Software for people who don’t want it #
Consider the end user when making all software decisions. Strive for an application that is as accessible and usable as possible.
Programming Productivity #
Practical Open Source Security #
Use available tools like npm audit to scan your dependencies regularly. Make it part of the regular code reviews and automate the process as much as possible.
Those Who Can Do Should Also Teach #
Teaching is a great way to reinforce your knowledge, and help people. Prepare your students for the challenges of learning something new and how to work through them. Teach targetted interactive lessons in 10-15 minute bursts.
Mentoring the Way to a More Inclusive Workplace #
The tenants of good mentorship align with those of an inclusive workplace. List realistic criteria on job postings and provide specific constructive feedback throughout the hiring process. Have clear and structured onboarding, learning groups, and formalized mentorship/sponsorship. Don’t forget: mentorship is a learned skill that must be honed.
Readability & Web #
Reading is a complex cognitive task. Around 10% of the global population has some degree of dyslexia. Improving readability for users with dyslexia helps everyone. Readability is about anything communicating meaningful information, including icons.
Fours C’s of readability
- Continuity: reputation of the information until the endpoint
- Conspicuity: beating easily seen or noticeable
- Consistency: keeping the same wording along the way
- Clarity: the message need to be clearly understandable
Building Afghanistan 2.0 with #AfghanGirlsCode #
An Unforgettable Developer Experience #
Everything we do is for the human being on the other side. There is a lot of value from making things more accessible. Make the process work for both novices and experts.
Humane Design Patterns #
Considering the well-being of the user in your designs. Habit-forming products and sticky experiences might be bad for the people using them. Instead, align human goals and tech goals.
- Abstract on Netflix
- Humane by Design
Pedagogy in Pairing #
Scope the activity so that it lends itself to joint productive activity. Remove all distractions during the session (e.g. phones). Point to the source of information; don’t spoon feed. Ground your activity in areas that your partner already understands.
Accessibility as a Bridge Between Designers and Engineers #
We can communicate effectively only by speaking the same language: developers must understand design, and vice versa. Collaboration is key to an accessible product.
- Accessibility Insights for Web

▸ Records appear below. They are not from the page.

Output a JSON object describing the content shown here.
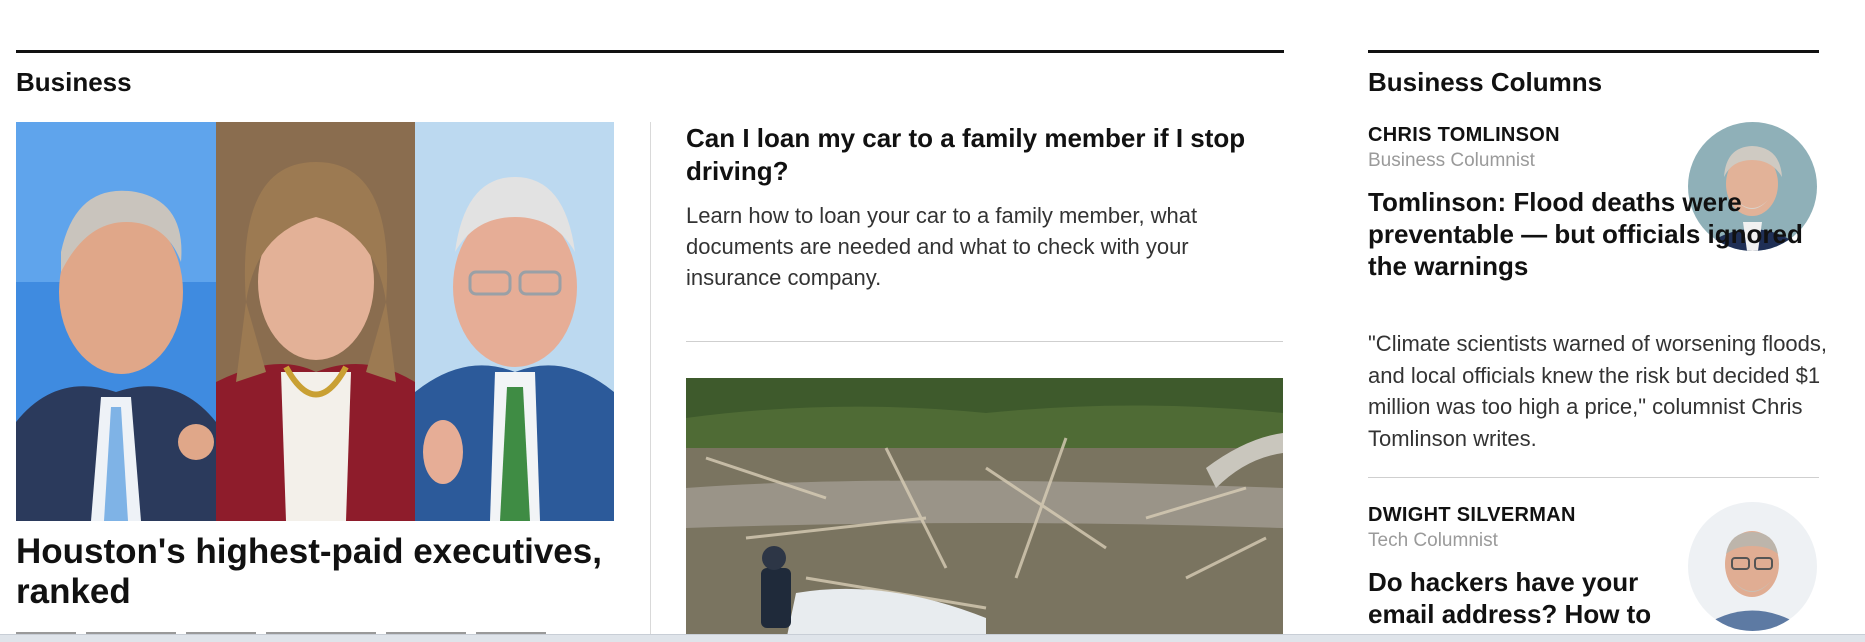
{
  "business": {
    "section_label": "Business",
    "lead_story": {
      "title": "Houston's highest-paid executives, ranked",
      "image_icon": "executive-portraits-photo"
    },
    "side_story": {
      "title": "Can I loan my car to a family member if I stop driving?",
      "dek": "Learn how to loan your car to a family member, what documents are needed and what to check with your insurance company."
    },
    "second_story": {
      "image_icon": "flood-damage-photo"
    }
  },
  "columns": {
    "section_label": "Business Columns",
    "items": [
      {
        "author": "CHRIS TOMLINSON",
        "role": "Business Columnist",
        "headline": "Tomlinson: Flood deaths were preventable — but officials ignored the warnings",
        "dek": "\"Climate scientists warned of worsening floods, and local officials knew the risk but decided $1 million was too high a price,\" columnist Chris Tomlinson writes.",
        "avatar_icon": "author-avatar"
      },
      {
        "author": "DWIGHT SILVERMAN",
        "role": "Tech Columnist",
        "headline": "Do hackers have your email address? How to",
        "avatar_icon": "author-avatar"
      }
    ]
  },
  "colors": {
    "text": "#111111",
    "muted": "#9a9a9a",
    "rule": "#111111",
    "divider": "#d9d9d9"
  }
}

- Vox Accessibility Guidelines
Teaching High School Computer Science #
There are differences between teaching high schoolers and junior developers, but there are also a lot of similarities. Try to direct the student towards self discovery. Help work them through failures with learning in mind. GitHub pages provided a great experience with quick feedback.
- Pitt TLI Summer Program
Oops I Guess We’re Full-stack Developers Now #
Certain tasks have shifted from the backend of the application to the front. There is a divide between frontend developers who focus on the front of the frontend and those who focus on the back.
Building UX Teams #
Managers empower the team to realize its full potential. People have different skills, can work together, can learn, and can teach.